In the Cassation Case Number 616 of 2018 (Penal), the appellant objected to the earlier judgment mentioning that the same was in breach of the laws since he was convicted even when he contended to nullify the report of the Higher Committee due to the failure to meet the quorum of the Higher Committee as per article 19 of Federal Law Number 10 of 2008 on Medical Liability. The quorum required is two-thirds of its ten members; however, the present quorum was only six (6) members and did not meet the prescribed quorum. The appellant also raised his contention that the trial courts had ignored his request to appoint a committee from the Ministry of Health and Prevention to review all the reports and files in the current case.

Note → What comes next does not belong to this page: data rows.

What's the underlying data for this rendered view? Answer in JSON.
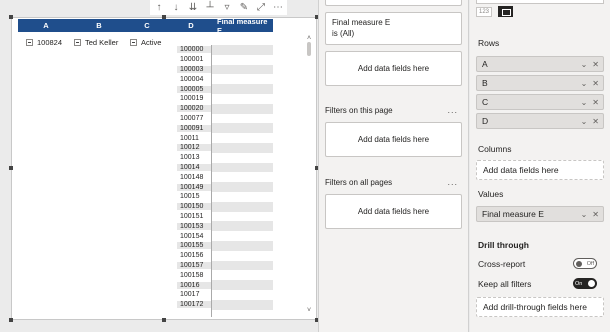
{
  "matrix": {
    "headers": [
      "A",
      "B",
      "C",
      "D",
      "Final measure E"
    ],
    "row1": {
      "a": "100824",
      "b": "Ted Keller",
      "c": "Active"
    },
    "d_values": [
      "100000",
      "100001",
      "100003",
      "100004",
      "100005",
      "100019",
      "100020",
      "100077",
      "100091",
      "10011",
      "10012",
      "10013",
      "10014",
      "100148",
      "100149",
      "10015",
      "100150",
      "100151",
      "100153",
      "100154",
      "100155",
      "100156",
      "100157",
      "100158",
      "10016",
      "10017",
      "100172"
    ]
  },
  "toolbar": {
    "icons": [
      "arrow-up-icon",
      "arrow-down-icon",
      "double-arrow-down-icon",
      "expand-hierarchy-icon",
      "filter-icon",
      "format-painter-icon",
      "focus-mode-icon",
      "more-options-icon"
    ]
  },
  "filters": {
    "measure_card": {
      "line1": "Final measure E",
      "line2": "is (All)"
    },
    "drop_text": "Add data fields here",
    "on_this_page": "Filters on this page",
    "on_all_pages": "Filters on all pages",
    "more": "..."
  },
  "build": {
    "viz_label": "123",
    "rows_label": "Rows",
    "row_fields": [
      "A",
      "B",
      "C",
      "D"
    ],
    "columns_label": "Columns",
    "columns_drop": "Add data fields here",
    "values_label": "Values",
    "value_fields": [
      "Final measure E"
    ],
    "drill_through": "Drill through",
    "cross_report": "Cross-report",
    "cross_report_state": "Off",
    "keep_all_filters": "Keep all filters",
    "keep_all_state": "On",
    "drill_drop": "Add drill-through fields here"
  },
  "colors": {
    "header_bg": "#1f4e8c",
    "band": "#e6e6e6"
  }
}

The Court of Cassation rejected the objection that the Higher Committee did not meet the requisite quorum due to a lack of legal grounds by reasoning article 42 of the Law. The court also ruled that the remaining objections were not admissible since the trial court has the authority to examine the merits and facts of the case through the evidence in the matter. The trial court is not placed with any liability or responsibility to be bound to follow all the objections raised by the appellant as long as it is convinced of the truth of the matter substantiated by evidence. Accordingly, the Court of Cassation also observed that the trial court did not have any obligation to answer all the requests of the appellant including the request to assign a committee from the Ministry of Health and Prevention, in the present circumstance when the facts of the matter are clear. The documents of the case stipulated that the appellant’s failure to conduct examinations on the patient in the recovery room after the call from the other accused person along with his miscalculation of the patient’s medical condition and neglection of the patient’s blood gas test (which was written by him), along with other aspects of the facts constitute medical error due to negligence as per article 6 of the Law. The court studied that the report of the Higher Committee suggests that the death of the patient occurred due to medical errors in the proportion in the ratio of 30:70 (30% by the first appellant and 70% by the second appellant). The court also considered the object of the second appellant regarding the report of the Higher Committee as a substantive objection to the evidence collected and their opinion which should not be contended at the Court of Cassation. Accordingly, the Court of Cassation dismissed the case and upheld the earlier judgment.